Wednesday, November 14, 2012
A vision of how new life could be breathed into a key part of Norwich City Centre will be unveiled this week - and this is the first image of how it could be transformed.
A draft plan is being drawn up for the area around King Street and feedback from the public and businesses has revealed the enthusiasm for a blueprint aimed to attract investment into that part of Norwich.
People who live and work in the area have said they want to see homes with gardens built, more done to showcase the river and an area which is rich in heritage already transformed into a cultural hub for the city.
Norwich City Council and the Homes and Communities Agency (HCA) had asked people to help plan for the future of the area between the River Wensum, Ber Street and Rose Lane.
A series of open days and workshops have taken place in the area, with a project team, led by David Lock Associates, tasked with drawing up a vision and investment plan for the south city centre area.
The initial findings have been identified by the project team and the results of it will be revealed at a two-day public exhibition this week.
But, ahead of that exhibition the Norwich Evening News can reveal an artist’s impression of what might happen if long awaited investment in St Anne’s Wharf is forthcoming.
More than 400 homes were supposed to be built on the site, but the plan stalled after owners City Living went into administration in 2010.
The city council has already put in place the £2.5m Lady Julian Bridge, which connects Riverside to King Street. but it currently feels like a bridge to nowhere, given the lack of development.
However, part of the council’s hopes for laying the groundwork of a new vision for the King Street area is to finally get homes built on that site.
The ideas and views are being put together into a draft plan which will identify projects the council and HCA partnership may be able to deliver and set out opportunities that could attract investment into the area.
Brenda Arthur, leader of Norwich City Council says: “We’d like to thank everyone who took the time and effort to share with us their local knowledge as well as ideas and aspirations.
“We are confident that, by continuing to work together, we can identify projects that could give this vibrant area of the city an extra boost and, in time, attract a wealth of investment and prospects.”
Akin Durowoju, from the HCA, said: “It was great to see so many local people playing such a positive, active role in the planning process.
“The suggestions and feedback participants gave to the project team will play a big part in future of Norwich, directly helping to shape the next phases of development.”
Civic watchdog The Norwich Society has already said the opportunity to improve the area should be fully grasped.
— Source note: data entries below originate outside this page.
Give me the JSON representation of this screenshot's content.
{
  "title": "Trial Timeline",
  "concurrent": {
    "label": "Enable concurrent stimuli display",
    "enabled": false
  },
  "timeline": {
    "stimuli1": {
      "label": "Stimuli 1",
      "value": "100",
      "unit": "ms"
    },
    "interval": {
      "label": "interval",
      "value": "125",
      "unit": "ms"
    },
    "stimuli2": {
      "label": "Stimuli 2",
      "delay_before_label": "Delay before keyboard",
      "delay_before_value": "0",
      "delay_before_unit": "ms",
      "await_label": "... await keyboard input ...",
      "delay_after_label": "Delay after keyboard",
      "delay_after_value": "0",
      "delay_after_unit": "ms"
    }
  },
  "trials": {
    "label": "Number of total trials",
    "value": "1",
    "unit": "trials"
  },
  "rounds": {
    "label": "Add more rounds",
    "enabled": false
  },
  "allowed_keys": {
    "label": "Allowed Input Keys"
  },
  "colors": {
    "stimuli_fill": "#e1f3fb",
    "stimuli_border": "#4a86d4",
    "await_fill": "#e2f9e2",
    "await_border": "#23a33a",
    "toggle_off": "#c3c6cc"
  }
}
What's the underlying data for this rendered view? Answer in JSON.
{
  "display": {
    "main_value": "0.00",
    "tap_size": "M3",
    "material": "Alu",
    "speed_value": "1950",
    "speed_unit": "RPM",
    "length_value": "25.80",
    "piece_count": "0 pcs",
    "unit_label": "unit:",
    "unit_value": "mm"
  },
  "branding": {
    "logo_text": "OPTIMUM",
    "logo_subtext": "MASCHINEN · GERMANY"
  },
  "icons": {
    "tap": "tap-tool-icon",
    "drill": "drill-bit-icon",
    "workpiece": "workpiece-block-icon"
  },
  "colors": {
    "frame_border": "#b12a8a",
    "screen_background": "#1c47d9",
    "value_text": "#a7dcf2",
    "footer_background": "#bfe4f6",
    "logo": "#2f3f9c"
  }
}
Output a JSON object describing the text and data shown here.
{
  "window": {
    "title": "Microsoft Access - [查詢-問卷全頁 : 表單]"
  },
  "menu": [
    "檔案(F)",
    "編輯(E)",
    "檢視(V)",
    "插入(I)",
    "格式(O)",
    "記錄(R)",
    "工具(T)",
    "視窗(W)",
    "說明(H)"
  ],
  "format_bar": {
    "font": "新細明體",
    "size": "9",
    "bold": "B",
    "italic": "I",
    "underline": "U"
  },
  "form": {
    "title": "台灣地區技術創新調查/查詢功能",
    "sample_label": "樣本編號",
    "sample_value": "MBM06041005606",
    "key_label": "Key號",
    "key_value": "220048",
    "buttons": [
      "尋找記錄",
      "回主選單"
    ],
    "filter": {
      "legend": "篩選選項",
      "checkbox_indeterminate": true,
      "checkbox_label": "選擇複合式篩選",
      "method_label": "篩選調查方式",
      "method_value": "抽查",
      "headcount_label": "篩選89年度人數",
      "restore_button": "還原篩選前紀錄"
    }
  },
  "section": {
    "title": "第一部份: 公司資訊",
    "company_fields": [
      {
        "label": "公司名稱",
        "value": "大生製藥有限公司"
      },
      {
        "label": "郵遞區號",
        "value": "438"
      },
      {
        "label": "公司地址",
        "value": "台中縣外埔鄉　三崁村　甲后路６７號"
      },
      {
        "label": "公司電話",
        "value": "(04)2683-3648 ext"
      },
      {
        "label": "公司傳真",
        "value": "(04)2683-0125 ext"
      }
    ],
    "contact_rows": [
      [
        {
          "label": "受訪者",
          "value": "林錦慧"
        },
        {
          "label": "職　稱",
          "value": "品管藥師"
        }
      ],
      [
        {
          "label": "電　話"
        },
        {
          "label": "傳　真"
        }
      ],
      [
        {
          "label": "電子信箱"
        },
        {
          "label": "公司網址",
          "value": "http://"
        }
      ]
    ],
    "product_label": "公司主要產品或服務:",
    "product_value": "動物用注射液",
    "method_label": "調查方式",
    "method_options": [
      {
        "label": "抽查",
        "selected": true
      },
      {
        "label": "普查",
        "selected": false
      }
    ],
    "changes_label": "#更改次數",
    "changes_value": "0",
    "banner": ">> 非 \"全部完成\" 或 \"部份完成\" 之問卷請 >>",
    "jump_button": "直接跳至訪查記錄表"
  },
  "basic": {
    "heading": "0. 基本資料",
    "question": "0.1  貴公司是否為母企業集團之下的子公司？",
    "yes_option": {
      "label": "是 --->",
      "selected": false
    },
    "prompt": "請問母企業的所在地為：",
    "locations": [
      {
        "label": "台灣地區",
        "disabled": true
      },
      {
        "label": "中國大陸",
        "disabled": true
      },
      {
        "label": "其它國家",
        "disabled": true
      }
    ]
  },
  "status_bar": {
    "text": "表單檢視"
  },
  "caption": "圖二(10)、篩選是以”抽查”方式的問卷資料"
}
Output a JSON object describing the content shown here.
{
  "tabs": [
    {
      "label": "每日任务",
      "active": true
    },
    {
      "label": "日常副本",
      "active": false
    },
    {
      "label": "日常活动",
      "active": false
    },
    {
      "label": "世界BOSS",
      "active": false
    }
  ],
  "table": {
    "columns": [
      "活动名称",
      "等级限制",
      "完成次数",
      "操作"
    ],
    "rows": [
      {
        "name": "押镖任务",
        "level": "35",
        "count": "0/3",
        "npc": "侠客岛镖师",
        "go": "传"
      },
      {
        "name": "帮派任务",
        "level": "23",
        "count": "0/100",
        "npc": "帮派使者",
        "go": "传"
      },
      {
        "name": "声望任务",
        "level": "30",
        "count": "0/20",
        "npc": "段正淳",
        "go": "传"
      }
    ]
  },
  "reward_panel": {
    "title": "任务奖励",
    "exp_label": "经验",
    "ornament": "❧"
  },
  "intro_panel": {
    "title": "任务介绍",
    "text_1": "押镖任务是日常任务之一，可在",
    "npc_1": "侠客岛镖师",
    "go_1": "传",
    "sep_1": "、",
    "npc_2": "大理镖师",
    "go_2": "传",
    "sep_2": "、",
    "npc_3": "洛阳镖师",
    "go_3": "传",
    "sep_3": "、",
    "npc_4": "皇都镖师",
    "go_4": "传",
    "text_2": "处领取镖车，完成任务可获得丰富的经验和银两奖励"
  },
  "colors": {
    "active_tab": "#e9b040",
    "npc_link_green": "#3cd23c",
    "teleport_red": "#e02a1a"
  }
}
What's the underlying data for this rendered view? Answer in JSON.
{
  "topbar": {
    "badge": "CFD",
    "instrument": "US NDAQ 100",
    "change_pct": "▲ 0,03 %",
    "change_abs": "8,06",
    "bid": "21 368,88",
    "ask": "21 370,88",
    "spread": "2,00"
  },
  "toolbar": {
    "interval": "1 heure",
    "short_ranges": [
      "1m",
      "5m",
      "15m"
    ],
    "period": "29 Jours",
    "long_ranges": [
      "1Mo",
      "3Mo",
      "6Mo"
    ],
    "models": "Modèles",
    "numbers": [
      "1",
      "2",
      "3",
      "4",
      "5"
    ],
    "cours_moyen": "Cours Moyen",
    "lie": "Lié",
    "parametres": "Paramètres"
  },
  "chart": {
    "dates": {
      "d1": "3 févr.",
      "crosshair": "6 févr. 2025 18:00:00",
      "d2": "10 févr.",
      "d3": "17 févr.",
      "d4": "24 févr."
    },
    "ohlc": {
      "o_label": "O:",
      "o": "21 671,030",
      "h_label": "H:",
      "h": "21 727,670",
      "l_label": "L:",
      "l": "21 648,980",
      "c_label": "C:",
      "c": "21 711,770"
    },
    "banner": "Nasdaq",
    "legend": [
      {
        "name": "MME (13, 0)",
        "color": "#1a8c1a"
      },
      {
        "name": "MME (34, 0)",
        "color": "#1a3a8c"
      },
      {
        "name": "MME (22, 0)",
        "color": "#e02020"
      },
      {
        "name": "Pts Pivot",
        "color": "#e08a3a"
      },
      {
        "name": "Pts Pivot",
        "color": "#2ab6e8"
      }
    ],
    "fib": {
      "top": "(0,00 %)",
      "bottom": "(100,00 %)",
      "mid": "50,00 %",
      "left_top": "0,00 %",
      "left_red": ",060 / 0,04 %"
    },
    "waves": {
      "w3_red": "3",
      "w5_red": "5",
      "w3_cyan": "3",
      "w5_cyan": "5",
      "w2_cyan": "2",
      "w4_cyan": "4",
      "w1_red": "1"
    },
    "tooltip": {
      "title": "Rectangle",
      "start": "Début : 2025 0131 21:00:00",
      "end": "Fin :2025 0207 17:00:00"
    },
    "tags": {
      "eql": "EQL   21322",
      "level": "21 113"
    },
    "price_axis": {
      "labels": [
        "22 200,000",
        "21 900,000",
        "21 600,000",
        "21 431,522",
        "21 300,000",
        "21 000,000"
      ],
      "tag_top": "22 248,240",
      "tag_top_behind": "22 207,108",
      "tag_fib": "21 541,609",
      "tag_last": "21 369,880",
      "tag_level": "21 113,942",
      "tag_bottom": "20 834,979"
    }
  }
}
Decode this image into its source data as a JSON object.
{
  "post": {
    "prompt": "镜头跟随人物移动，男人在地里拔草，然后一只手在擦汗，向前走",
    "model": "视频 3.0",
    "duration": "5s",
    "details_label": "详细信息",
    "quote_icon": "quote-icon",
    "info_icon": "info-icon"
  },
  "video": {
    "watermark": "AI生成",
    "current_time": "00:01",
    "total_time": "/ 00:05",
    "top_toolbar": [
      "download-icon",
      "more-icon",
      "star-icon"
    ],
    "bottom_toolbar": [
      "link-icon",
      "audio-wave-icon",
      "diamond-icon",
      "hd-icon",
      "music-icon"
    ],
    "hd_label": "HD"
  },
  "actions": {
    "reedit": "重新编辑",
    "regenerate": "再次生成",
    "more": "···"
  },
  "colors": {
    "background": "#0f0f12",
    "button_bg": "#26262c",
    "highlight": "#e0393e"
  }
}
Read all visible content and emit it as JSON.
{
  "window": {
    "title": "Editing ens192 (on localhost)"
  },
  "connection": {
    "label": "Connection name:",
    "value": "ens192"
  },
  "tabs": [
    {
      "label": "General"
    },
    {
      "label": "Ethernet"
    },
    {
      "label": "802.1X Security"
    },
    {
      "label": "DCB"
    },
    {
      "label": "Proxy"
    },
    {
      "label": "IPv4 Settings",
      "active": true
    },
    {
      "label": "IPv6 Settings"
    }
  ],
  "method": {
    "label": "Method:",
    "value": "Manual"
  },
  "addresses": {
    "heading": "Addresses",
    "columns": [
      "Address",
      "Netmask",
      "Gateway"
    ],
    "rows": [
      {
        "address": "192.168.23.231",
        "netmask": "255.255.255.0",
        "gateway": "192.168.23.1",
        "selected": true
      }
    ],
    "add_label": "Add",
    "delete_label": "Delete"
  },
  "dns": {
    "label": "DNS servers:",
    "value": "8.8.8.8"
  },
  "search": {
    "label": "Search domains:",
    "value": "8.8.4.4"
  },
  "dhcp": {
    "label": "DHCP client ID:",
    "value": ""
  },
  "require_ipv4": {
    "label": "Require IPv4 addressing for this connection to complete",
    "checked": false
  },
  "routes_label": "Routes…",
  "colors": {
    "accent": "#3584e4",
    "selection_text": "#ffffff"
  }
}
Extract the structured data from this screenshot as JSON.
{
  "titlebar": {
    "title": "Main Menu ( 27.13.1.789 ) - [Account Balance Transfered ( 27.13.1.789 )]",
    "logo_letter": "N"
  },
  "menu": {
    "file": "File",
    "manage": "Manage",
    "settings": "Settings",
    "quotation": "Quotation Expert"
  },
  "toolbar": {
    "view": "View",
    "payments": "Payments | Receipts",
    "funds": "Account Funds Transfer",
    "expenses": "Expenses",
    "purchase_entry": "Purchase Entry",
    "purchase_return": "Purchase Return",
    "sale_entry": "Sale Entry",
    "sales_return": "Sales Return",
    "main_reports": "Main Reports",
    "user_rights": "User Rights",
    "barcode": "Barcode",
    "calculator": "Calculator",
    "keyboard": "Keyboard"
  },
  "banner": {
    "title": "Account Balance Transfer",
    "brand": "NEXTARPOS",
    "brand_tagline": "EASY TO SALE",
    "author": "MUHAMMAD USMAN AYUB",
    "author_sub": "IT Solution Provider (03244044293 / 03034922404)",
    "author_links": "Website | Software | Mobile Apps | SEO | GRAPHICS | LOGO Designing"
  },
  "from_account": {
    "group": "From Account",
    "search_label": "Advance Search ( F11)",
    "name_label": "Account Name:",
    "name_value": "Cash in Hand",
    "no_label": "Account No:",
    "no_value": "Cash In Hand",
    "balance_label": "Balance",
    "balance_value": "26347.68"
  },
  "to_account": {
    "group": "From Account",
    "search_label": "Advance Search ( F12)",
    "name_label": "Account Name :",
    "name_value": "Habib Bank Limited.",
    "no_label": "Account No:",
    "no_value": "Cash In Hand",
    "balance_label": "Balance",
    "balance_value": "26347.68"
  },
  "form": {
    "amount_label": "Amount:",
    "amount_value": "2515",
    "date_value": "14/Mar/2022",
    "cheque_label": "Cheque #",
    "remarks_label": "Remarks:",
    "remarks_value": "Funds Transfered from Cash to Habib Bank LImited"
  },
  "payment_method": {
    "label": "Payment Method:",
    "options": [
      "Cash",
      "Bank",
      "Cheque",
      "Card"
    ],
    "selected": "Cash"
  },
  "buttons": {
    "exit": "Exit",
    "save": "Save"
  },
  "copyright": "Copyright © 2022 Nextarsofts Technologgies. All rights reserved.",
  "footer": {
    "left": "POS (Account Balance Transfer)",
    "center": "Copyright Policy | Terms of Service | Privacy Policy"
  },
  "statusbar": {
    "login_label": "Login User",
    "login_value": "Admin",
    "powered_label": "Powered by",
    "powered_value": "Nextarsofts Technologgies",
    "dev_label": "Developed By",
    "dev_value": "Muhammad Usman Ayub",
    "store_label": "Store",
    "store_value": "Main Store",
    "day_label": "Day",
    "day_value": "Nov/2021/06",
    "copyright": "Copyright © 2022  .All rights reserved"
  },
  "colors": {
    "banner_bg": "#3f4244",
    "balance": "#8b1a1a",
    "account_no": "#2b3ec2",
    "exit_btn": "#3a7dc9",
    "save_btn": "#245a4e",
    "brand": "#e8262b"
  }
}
Key elements the society would like to see are for better access to the city walls leading up to the Black Tower – some of the best preserved in Norwich – and for a new museum, possibly containing modern art, costumes and textiles or city civic portraits.
The King Street Cultural Quarter, a group made up of residents, businesses and others with an interest in the area, said they welcomed the chance to see what the consultants have come up with. Jason Borthwick, chairman of the group, said: “We liked the way the consultation has been run and the fact a lot of people have had the chance to have their say. That is really positive.
“But we are a little hesitant, in that apparently there was a similar consultation about 10 years ago which just got forgotten about.
“This is a step in the right direction, but the proof of the pudding will be in the eating.” Mr Borthwick, who has been trying to turn the former Ferry Boat Pub in King Street into a backpackers’ hostel, warned if the council is to attract investment into the area, then it needs to look at whether it helps that happen.
He said: “Unless the council sorts out their own planning department and makes it work more efficiently for local residents and businesses, then there’s a risk it will put off investment.”
People have been invited to look at the initial findings the project team has identified and give their views at the public exhibition.
It will take place at the King’s Centre, in King Street, on Friday, from 10am until 7pm, and from 10am until 4pm on Saturday.
There will also be a display inside Castle Mall from 10am until 6pm on Friday and 10am until 4pm on Saturday.
Anyone is welcome to attend the exhibition and the information will also be available through the project website at www.norwichsouthcityarea.co.uk from Friday, along with an opinion survey.
People will then have until Monday, December 17 to give their views ahead of these being drawn up into a plan for consideration by the partnership in early 2013.